The Sustainable Development Goals (SDGs) aim to elicit global mobilization to implement the 2030 Agenda for Sustainable Development, and are increasingly used in support of Education for Sustainable Development (ESD). Previous studies have highlighted interdependencies between SDGs, with potential interactions between four Sustainability Domains: Economy, Governance, Planet and Society. This study aimed to assess whether people’s perception of the relative importance of the SDGs refects recognition of the need to prioritize eforts across Domains, or whether this perception is based on diferent valuations of the Sustainability Domains themselves. We designed an interactive online tool in which participants used the Q-sort technique to rank the SDGs according to their subjective valuation of importance. We analyzed the rankings of 108 participants, all learners at universities in three Small Island States (SIS): Aruba, Suriname and Trinidad and Tobago. Analysis of the correlation structure among participants’ Q-sorts showed that higher perceived importance of the Societyand Economy-related SDGs 2, 3, 4, 8 and 9 traded of with lower perceived importance of the Planet-related SDGs 13, 14 and 15. Furthermore, SDG rankings of learners from Aruba occurred furthest toward the Planet-based part of this trade-of axis. For ESD programs, our method provides a novel tool to identify key interactions between SDGs that may not yet be recognized by program participants. In this way, communicating the need for simultaneous action and policy development across Sustainability Domains could be specifcally tailored to the local context. Such connections may increase the efectiveness of ESD in addressing the substantial sustainability challenges facing SIS.

Date
2022
Data type
Scientific article
Theme
Research and monitoring
Geographic location
Aruba

First records of three new lizard species and a range expansion of a fourth lizard species introduced to Aruba

Abstract

The Caribbean islands are becoming a hotspot for the spread of non-native reptiles. Consistent with this trend, we provide the first documentation of three new lizard species discovered on Aruba, Anolis gingivinus (Cope, 1864), Anolis cristatellus (Duméril and Bibron, 1837), and Hemidactylus frenatus (Duméril and Bibron, 1836). In addition, we provide an updated distribution on Aruba for a previously introduced lizard species, Anolis porcatus (Gray, 1840). All four species were identified phenotypically in the field and identifications were confirmed with genetics. Like most non-native lizards in the Caribbean, they tend to use anthropogenic habitats, and their impacts on Aruba’s resident species are not known.

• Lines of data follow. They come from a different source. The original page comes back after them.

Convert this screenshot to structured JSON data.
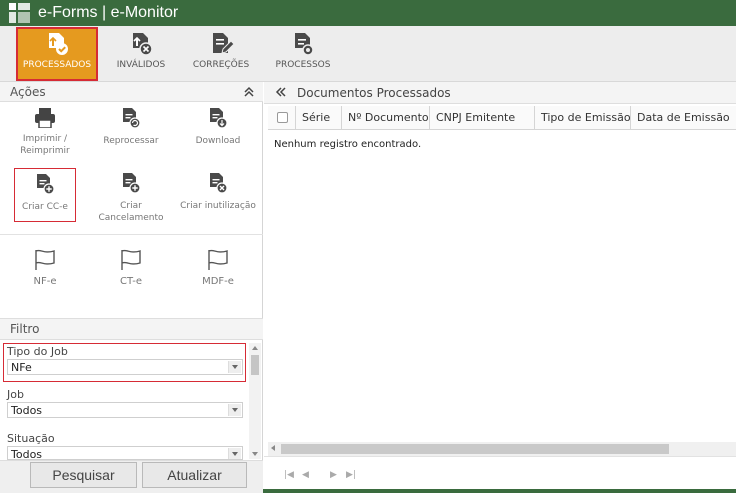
{
  "app": {
    "title": "e-Forms | e-Monitor"
  },
  "toolbar": {
    "items": [
      {
        "label": "PROCESSADOS",
        "icon": "doc-check-icon",
        "active": true
      },
      {
        "label": "INVÁLIDOS",
        "icon": "doc-x-icon",
        "active": false
      },
      {
        "label": "CORREÇÕES",
        "icon": "doc-edit-icon",
        "active": false
      },
      {
        "label": "PROCESSOS",
        "icon": "doc-gear-icon",
        "active": false
      }
    ]
  },
  "actions": {
    "title": "Ações",
    "items": [
      {
        "label": "Imprimir /\nReimprimir",
        "icon": "printer-icon"
      },
      {
        "label": "Reprocessar",
        "icon": "doc-refresh-icon"
      },
      {
        "label": "Download",
        "icon": "doc-download-icon"
      },
      {
        "label": "Criar CC-e",
        "icon": "doc-add-icon"
      },
      {
        "label": "Criar\nCancelamento",
        "icon": "doc-add-icon"
      },
      {
        "label": "Criar inutilização",
        "icon": "doc-x-icon"
      }
    ],
    "docs": [
      {
        "label": "NF-e",
        "icon": "flag-icon"
      },
      {
        "label": "CT-e",
        "icon": "flag-icon"
      },
      {
        "label": "MDF-e",
        "icon": "flag-icon"
      }
    ]
  },
  "filter": {
    "title": "Filtro",
    "fields": [
      {
        "label": "Tipo do Job",
        "value": "NFe"
      },
      {
        "label": "Job",
        "value": "Todos"
      },
      {
        "label": "Situação",
        "value": "Todos"
      }
    ],
    "search_label": "Pesquisar",
    "refresh_label": "Atualizar"
  },
  "documents": {
    "title": "Documentos Processados",
    "columns": [
      "Série",
      "Nº Documento",
      "CNPJ Emitente",
      "Tipo de Emissão",
      "Data de Emissão"
    ],
    "empty_message": "Nenhum registro encontrado."
  },
  "colors": {
    "brand_green": "#3a6b3e",
    "active_orange": "#e59a1f",
    "highlight_red": "#d62b35"
  }
}
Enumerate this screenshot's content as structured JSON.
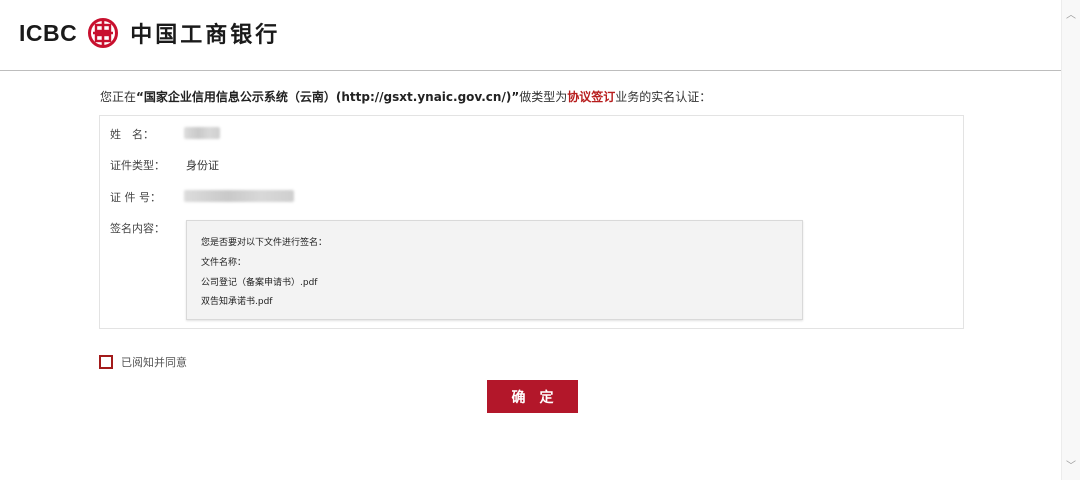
{
  "header": {
    "logo_en": "ICBC",
    "logo_cn": "中国工商银行",
    "brand_color": "#c8102e"
  },
  "intro": {
    "prefix": "您正在",
    "system": "“国家企业信用信息公示系统（云南）(http://gsxt.ynaic.gov.cn/)”",
    "middle": "做类型为",
    "business": "协议签订",
    "suffix": "业务的实名认证："
  },
  "form": {
    "name_label": "姓　名：",
    "id_type_label": "证件类型：",
    "id_type_value": "身份证",
    "id_number_label": "证 件 号：",
    "sign_content_label": "签名内容：",
    "content_lines": [
      "您是否要对以下文件进行签名：",
      "文件名称：",
      "公司登记（备案申请书）.pdf",
      "双告知承诺书.pdf"
    ]
  },
  "agree": {
    "label": "已阅知并同意"
  },
  "confirm_button": {
    "label": "确定",
    "color": "#b3172a"
  },
  "icons": {
    "logo_mark": "icbc-logo-icon",
    "scroll_up": "chevron-up-icon",
    "scroll_down": "chevron-down-icon"
  }
}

Date
2022
Data type
Scientific article
Theme
Research and monitoring
Geographic location
Aruba